Post Approval Reviews and Plan Check/Permitting: The processing time of this phase depends on the complexity of the project and the types of conditions that were placed on the approval of the project. These conditions may take some time to complete. The Plan Check approval can be time consuming, but careful planning and organization of these tasks by the applicant can significantly minimize the processing time.
How many sets of plans do I need for Planning Commission/ Design Review Board/ City Council?
As of September 1, 2013, all development application materials must be submitted to the City in digital format (PDF) in addition to paper sets as described below:
Announcement on requirements for digital submittals
- Four plan sets are required for Administrative Design Review.
- Three plan sets with initial application and seven plan sets prior to Planning Commission meeting.
- Three plan sets with initial application and eight plan sets prior to Design Review Board meeting.
- Three plan sets with initial application and seven plan sets prior to City Council meeting.
How can I get an exception to development standards?
The process to get an exception is called a variance, which is issued only if the Planning Commission finds that some special circumstances associated with the property warrant approval of the requested variance from the standards.
Remember that current zoning requirements of the City may apply to your project or property but not to others. For instance, your neighbors’ homes may have been built many years ago under different zoning requirements. Their “non-conforming” improvements may be allowed to stay if they were constructed when different development standards were in place. In the event your neighbors undergo a significant redevelopment of their properties. They will also have to comply with current zoning standards.
How do I determine the exact location of my property line?

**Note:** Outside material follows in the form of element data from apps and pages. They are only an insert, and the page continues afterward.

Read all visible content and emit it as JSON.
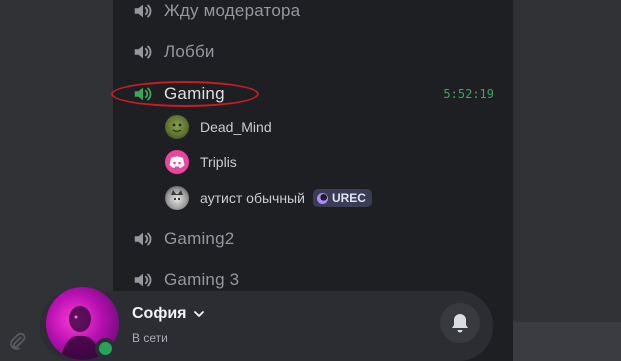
{
  "channels": [
    {
      "name": "Жду модератора",
      "active": false
    },
    {
      "name": "Лобби",
      "active": false
    },
    {
      "name": "Gaming",
      "active": true,
      "timer": "5:52:19"
    },
    {
      "name": "Gaming2",
      "active": false
    },
    {
      "name": "Gaming 3",
      "active": false
    }
  ],
  "members": [
    {
      "name": "Dead_Mind",
      "avatar_icon": "shrek-avatar-icon"
    },
    {
      "name": "Triplis",
      "avatar_icon": "discord-logo-icon"
    },
    {
      "name": "аутист обычный",
      "avatar_icon": "cat-avatar-icon",
      "badge": "UREC"
    }
  ],
  "user": {
    "name": "София",
    "status": "В сети"
  },
  "colors": {
    "accent_green": "#3ba55c",
    "online": "#23a55a",
    "highlight_ring": "#c81d25",
    "discord_pink": "#eb459e"
  }
}
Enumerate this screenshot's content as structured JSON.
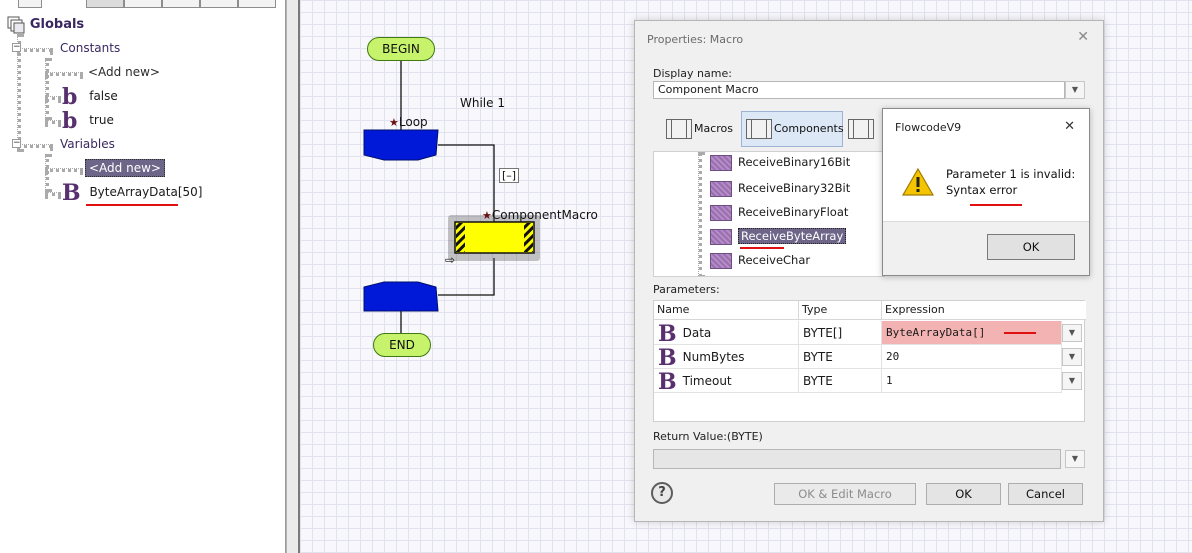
{
  "tree": {
    "globals_label": "Globals",
    "constants_label": "Constants",
    "add_new_label": "<Add new>",
    "constants": [
      {
        "icon": "b",
        "name": "false"
      },
      {
        "icon": "b",
        "name": "true"
      }
    ],
    "variables_label": "Variables",
    "variable_add_new_label": "<Add new>",
    "variables": [
      {
        "icon": "B",
        "name": "ByteArrayData[50]"
      }
    ]
  },
  "flowchart": {
    "begin_label": "BEGIN",
    "end_label": "END",
    "loop_label": "Loop",
    "while_label": "While 1",
    "collapse_label": "[–]",
    "component_macro_label": "ComponentMacro",
    "colors": {
      "terminal": "#c6f26c",
      "loop": "#0018d8",
      "macro": "#ffff00"
    }
  },
  "properties": {
    "title": "Properties: Macro",
    "close_glyph": "✕",
    "display_name_label": "Display name:",
    "display_name_value": "Component Macro",
    "tabs": {
      "macros": "Macros",
      "components": "Components"
    },
    "macro_list": [
      "ReceiveBinary16Bit",
      "ReceiveBinary32Bit",
      "ReceiveBinaryFloat",
      "ReceiveByteArray",
      "ReceiveChar"
    ],
    "selected_macro": "ReceiveByteArray",
    "parameters_label": "Parameters:",
    "columns": [
      "Name",
      "Type",
      "Expression"
    ],
    "parameters": [
      {
        "icon": "B",
        "name": "Data",
        "type": "BYTE[]",
        "expression": "ByteArrayData[]"
      },
      {
        "icon": "B",
        "name": "NumBytes",
        "type": "BYTE",
        "expression": "20"
      },
      {
        "icon": "B",
        "name": "Timeout",
        "type": "BYTE",
        "expression": "1"
      }
    ],
    "return_value_label": "Return Value:(BYTE)",
    "return_value": "",
    "help_glyph": "?",
    "buttons": {
      "ok_edit": "OK & Edit Macro",
      "ok": "OK",
      "cancel": "Cancel"
    }
  },
  "error_popup": {
    "title": "FlowcodeV9",
    "close_glyph": "✕",
    "message_line1": "Parameter 1 is invalid:",
    "message_line2": "Syntax error",
    "ok_label": "OK",
    "colors": {
      "warning": "#f5c400",
      "underline": "#e01010"
    }
  }
}
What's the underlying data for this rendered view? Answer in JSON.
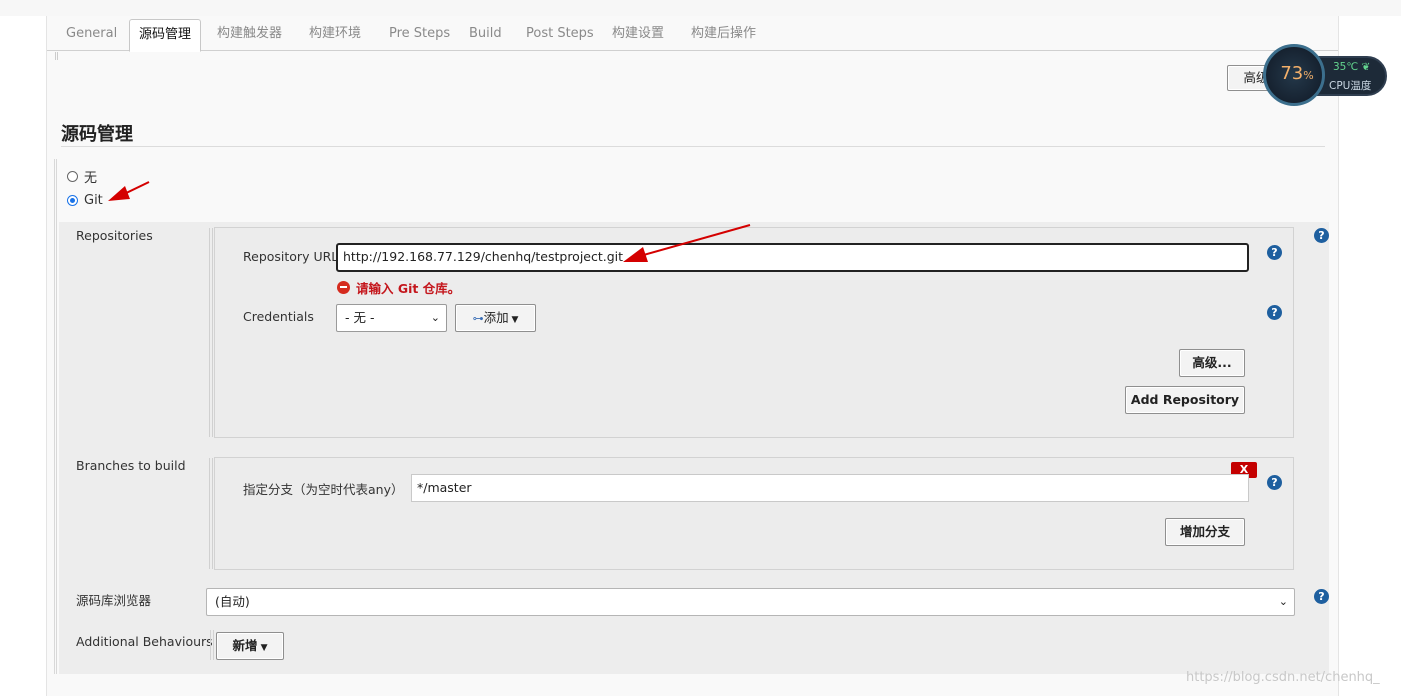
{
  "tabs": [
    "General",
    "源码管理",
    "构建触发器",
    "构建环境",
    "Pre Steps",
    "Build",
    "Post Steps",
    "构建设置",
    "构建后操作"
  ],
  "top_advanced_label": "高级",
  "section_title": "源码管理",
  "scm_options": {
    "none": "无",
    "git": "Git"
  },
  "repositories": {
    "label": "Repositories",
    "url_label": "Repository URL",
    "url_value": "http://192.168.77.129/chenhq/testproject.git",
    "error": "请输入 Git 仓库。",
    "credentials_label": "Credentials",
    "credentials_value": "- 无 -",
    "add_label": "添加",
    "advanced_label": "高级...",
    "add_repo_label": "Add Repository"
  },
  "branches": {
    "label": "Branches to build",
    "spec_label": "指定分支（为空时代表any）",
    "spec_value": "*/master",
    "delete_label": "X",
    "add_branch_label": "增加分支"
  },
  "browser": {
    "label": "源码库浏览器",
    "value": "(自动)"
  },
  "behaviours": {
    "label": "Additional Behaviours",
    "add_label": "新增"
  },
  "help_glyph": "?",
  "cpu_widget": {
    "percent": "73",
    "percent_sign": "%",
    "temp": "35℃",
    "label": "CPU温度"
  },
  "watermark": "https://blog.csdn.net/chenhq_",
  "colors": {
    "help": "#1e5f9f",
    "error": "#c4161c",
    "annotation_arrow": "#d40000",
    "radio_selected": "#1a73e8"
  }
}
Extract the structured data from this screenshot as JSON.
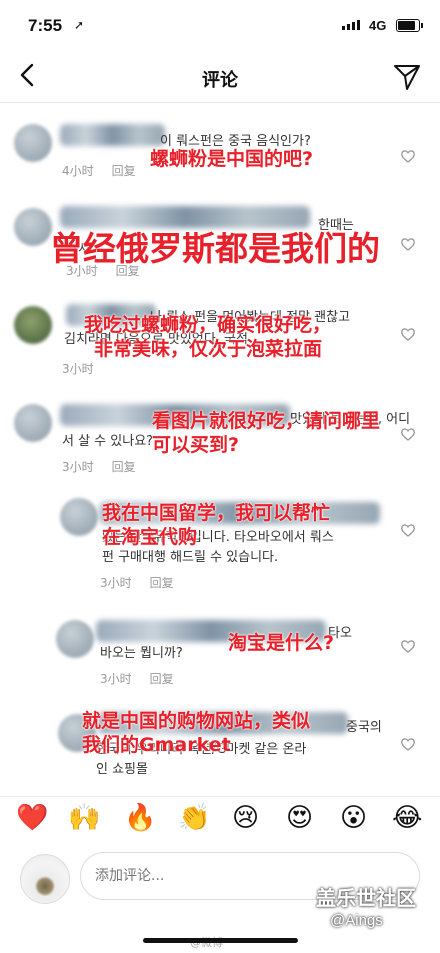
{
  "status_bar": {
    "time": "7:55",
    "location_glyph": "➚",
    "network": "4G"
  },
  "nav": {
    "title": "评论"
  },
  "comments": [
    {
      "korean_line1": "이 뤄스펀은 중국 음식인가?",
      "korean_line2": "",
      "time": "4小时",
      "reply": "回复",
      "translation": "螺蛳粉是中国的吧?"
    },
    {
      "korean_line1": "한때는",
      "korean_line2": "러시",
      "time": "3小时",
      "reply": "回复",
      "translation": "曾经俄罗斯都是我们的"
    },
    {
      "korean_line1": "나 뤄스 펀을 먹어봤는데 정말 괜찮고",
      "korean_line2": "김치라면 다음으로 맛있었다. 국적",
      "time": "3小时",
      "reply": "回复",
      "translation_lines": [
        "我吃过螺蛳粉，确实很好吃，",
        "非常美味，仅次于泡菜拉面"
      ]
    },
    {
      "korean_line1": "맛있어 보이는데, 어디",
      "korean_line2": "서 살 수 있나요?",
      "time": "3小时",
      "reply": "回复",
      "translation_lines": [
        "看图片就很好吃，请问哪里",
        "可以买到?"
      ]
    },
    {
      "korean_line1": "있는 한국유학생입니다. 타오바오에서 뤄스",
      "korean_line2": "펀 구매대행 해드릴 수 있습니다.",
      "time": "3小时",
      "reply": "回复",
      "translation_lines": [
        "我在中国留学，我可以帮忙",
        "在淘宝代购"
      ]
    },
    {
      "korean_line1": "타오",
      "korean_line2": "바오는 뭡니까?",
      "time": "3小时",
      "reply": "回复",
      "translation": "淘宝是什么?"
    },
    {
      "korean_line1": "중국의",
      "korean_line2": "한국의 우리나라 옥션/G마켓 같은 온라",
      "korean_line3": "인 쇼핑몰",
      "time": "",
      "reply": "",
      "translation_lines": [
        "就是中国的购物网站，类似",
        "我们的Gmarket"
      ]
    }
  ],
  "emoji_bar": [
    "❤️",
    "🙌",
    "🔥",
    "👏",
    "😢",
    "😍",
    "😮",
    "😂"
  ],
  "input": {
    "placeholder": "添加评论..."
  },
  "watermark": {
    "line1": "盖乐世社区",
    "line2": "@Aings",
    "line3": "@微博"
  },
  "colors": {
    "accent_red": "#e8202a",
    "meta_gray": "#999999"
  }
}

Generally, in the City of Del Mar, the curb or edge of the street does not correspond to the adjacent private property boundary line. In most cases, the public streets in Del Mar were not constructed as wide as their dedicated rights-of-way. This means that there is usually some amount of public land between the edge of the street paving and the adjacent private property. Unfortunately, the City does not have a precise map that depicts the edge of the public rights-of-way around town, therefore only approximate locations can be given. The only way to be certain of your property’s boundary lines is to hire a licensed surveyor to perform a boundary survey.
The City can research its GIS system and files for information that may have been submitted as part of a past development application, such as an old survey or site plan. We can also check to see if there have been any public improvement plans developed for the right-of-way in the immediate vicinity of your property. With this type of information, we can possibly help you locate the approximate location of your property line, but again, only a surveyor can tell you for sure where it is.
Do I need a permit to move a gas line or power line?
Yes, a permit from the City of Del Mar Building Department is required prior to relocating a gas or electrical line. However, first you must contact San Diego Gas and Electric (SDG&E) and obtain a work order from a SDG&E planner. Then visit the Planning Counter at Del Mar City Hall with the work order in hand. A City Planner will then ask you a few necessary questions and help you fill out the proper Letter of Authorization forms in order for the Building Department to accept and process your request for plumbing (gas) or electrical (power) permit. Please note that a City Encroachment Permit will also be required if any of the work would be located in the public right-of-way.
How do I schedule a building inspection?
EsGil Corporation, on behalf of the City of Del Mar, conducts building inspections. To schedule an inspection, please contact them at (858) 720-4451.